### What you have to do
Each record here should be printed again exactly; please leave its pictures out.

### Source information
····················

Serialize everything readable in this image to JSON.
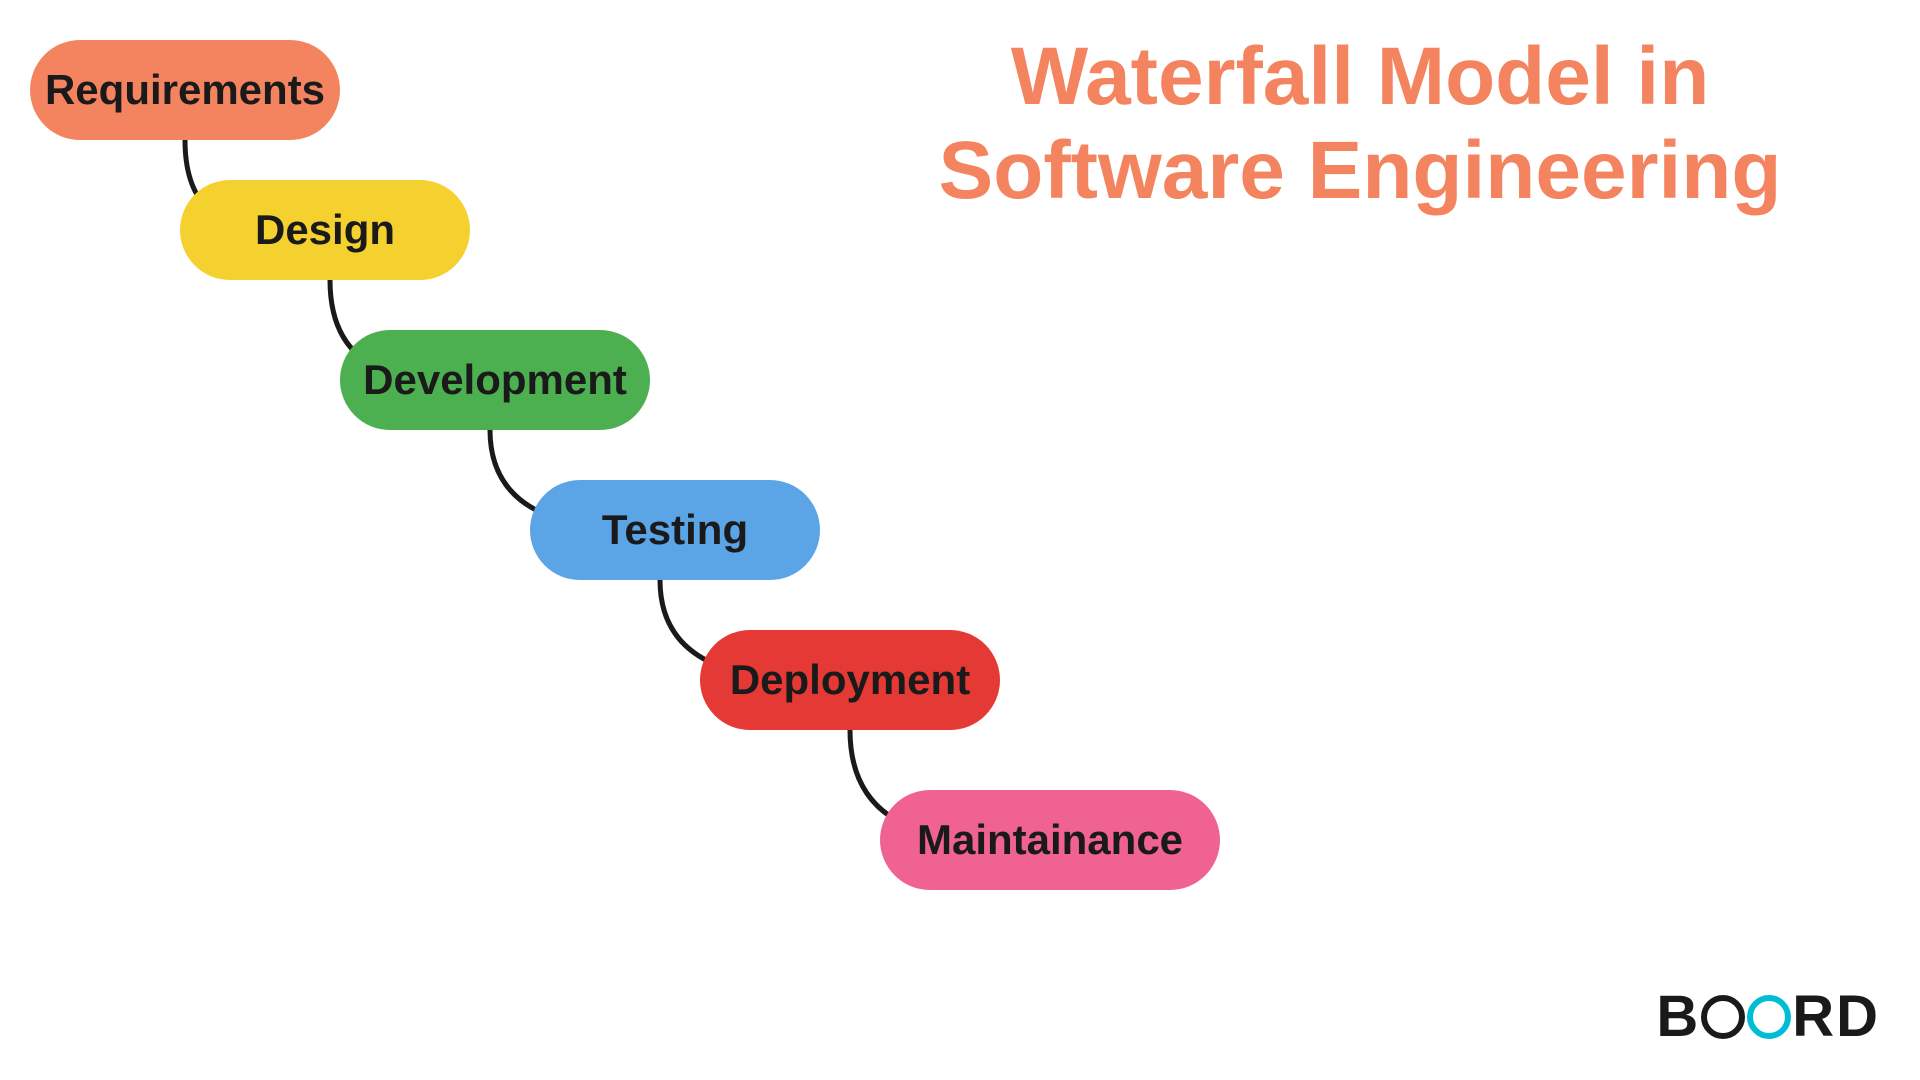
{
  "title": {
    "line1": "Waterfall Model in",
    "line2": "Software Engineering"
  },
  "steps": [
    {
      "id": "requirements",
      "label": "Requirements",
      "color": "#F4845F",
      "textColor": "#1a1a1a"
    },
    {
      "id": "design",
      "label": "Design",
      "color": "#F5D130",
      "textColor": "#1a1a1a"
    },
    {
      "id": "development",
      "label": "Development",
      "color": "#4CAF50",
      "textColor": "#1a1a1a"
    },
    {
      "id": "testing",
      "label": "Testing",
      "color": "#5BA4E5",
      "textColor": "#1a1a1a"
    },
    {
      "id": "deployment",
      "label": "Deployment",
      "color": "#E53935",
      "textColor": "#1a1a1a"
    },
    {
      "id": "maintainance",
      "label": "Maintainance",
      "color": "#F06292",
      "textColor": "#1a1a1a"
    }
  ],
  "logo": {
    "text": "BOARD"
  }
}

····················

### Your response
Serialize everything readable in this image to JSON.
{
  "title": {
    "line1": "Waterfall Model in",
    "line2": "Software Engineering"
  },
  "steps": [
    {
      "id": "requirements",
      "label": "Requirements",
      "color": "#F4845F",
      "textColor": "#1a1a1a"
    },
    {
      "id": "design",
      "label": "Design",
      "color": "#F5D130",
      "textColor": "#1a1a1a"
    },
    {
      "id": "development",
      "label": "Development",
      "color": "#4CAF50",
      "textColor": "#1a1a1a"
    },
    {
      "id": "testing",
      "label": "Testing",
      "color": "#5BA4E5",
      "textColor": "#1a1a1a"
    },
    {
      "id": "deployment",
      "label": "Deployment",
      "color": "#E53935",
      "textColor": "#1a1a1a"
    },
    {
      "id": "maintainance",
      "label": "Maintainance",
      "color": "#F06292",
      "textColor": "#1a1a1a"
    }
  ],
  "logo": {
    "text": "BOARD"
  }
}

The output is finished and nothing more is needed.